Josef S Smolen and Daniel Aletaha
The changes occurring in the field of rheumatoid arthritis (RA) over the past decade or two have encompassed new therapies and in particular also a new look at the clinical characteristics of the disease in the context of therapeutic improvements. It has been shown that composite disease activity indices have special merits in following patients, that disease activity governs the evolution of joint damage, and that disability is comprised of several components – among them disease activity and joint damage. It has also been revealed that aiming at any other disease activity state than remission (or at the worst: low disease activity) is associated with significant progression of joint destruction, that early recognition and appropriate therapy of RA is an important facet of the overall strategy to optimal clinical control of the disease, and that tight control employing composite scores supports the optimization of the therapeutic approaches.
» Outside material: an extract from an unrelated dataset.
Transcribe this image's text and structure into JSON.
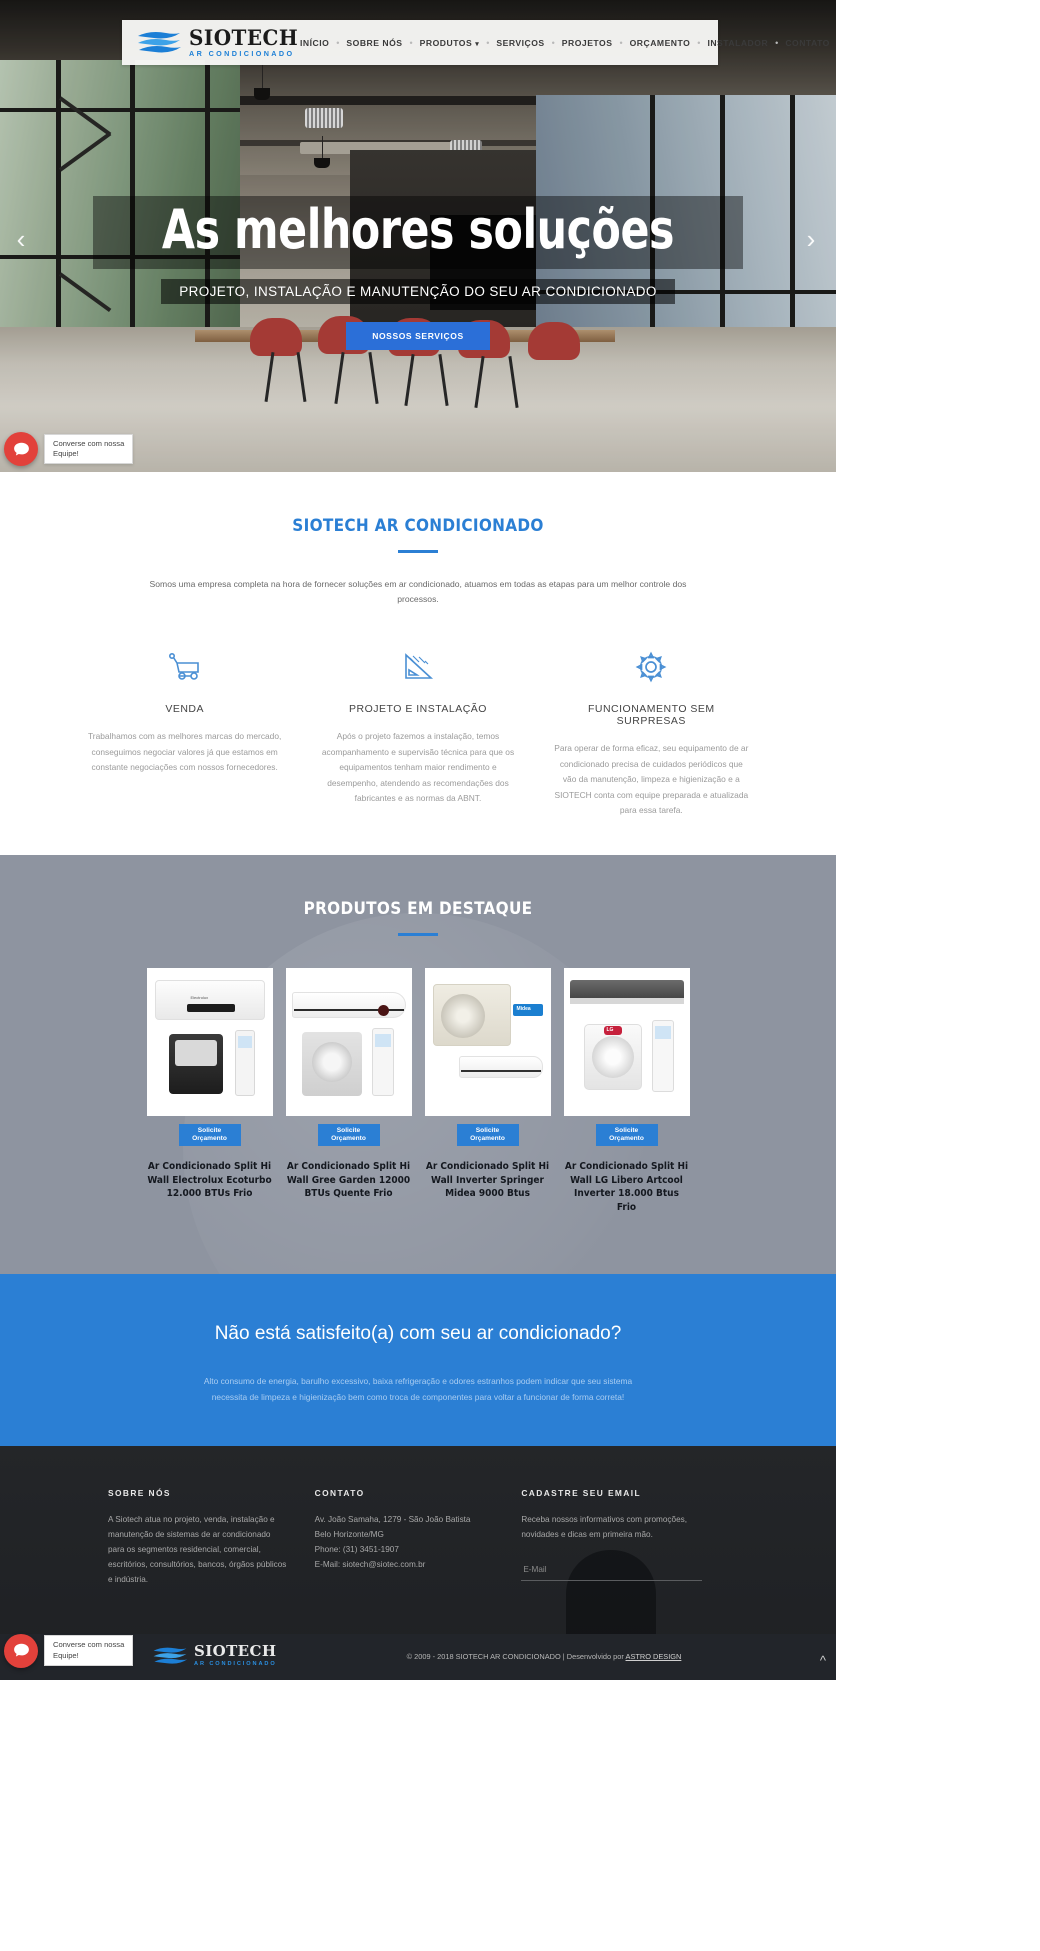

Finally, with the advent of novel therapies, remission has become a reality and the treatment algorithms encompassing all the mentioned aspects allow us to achieve today’s and tomorrow’s rigorous aspirations.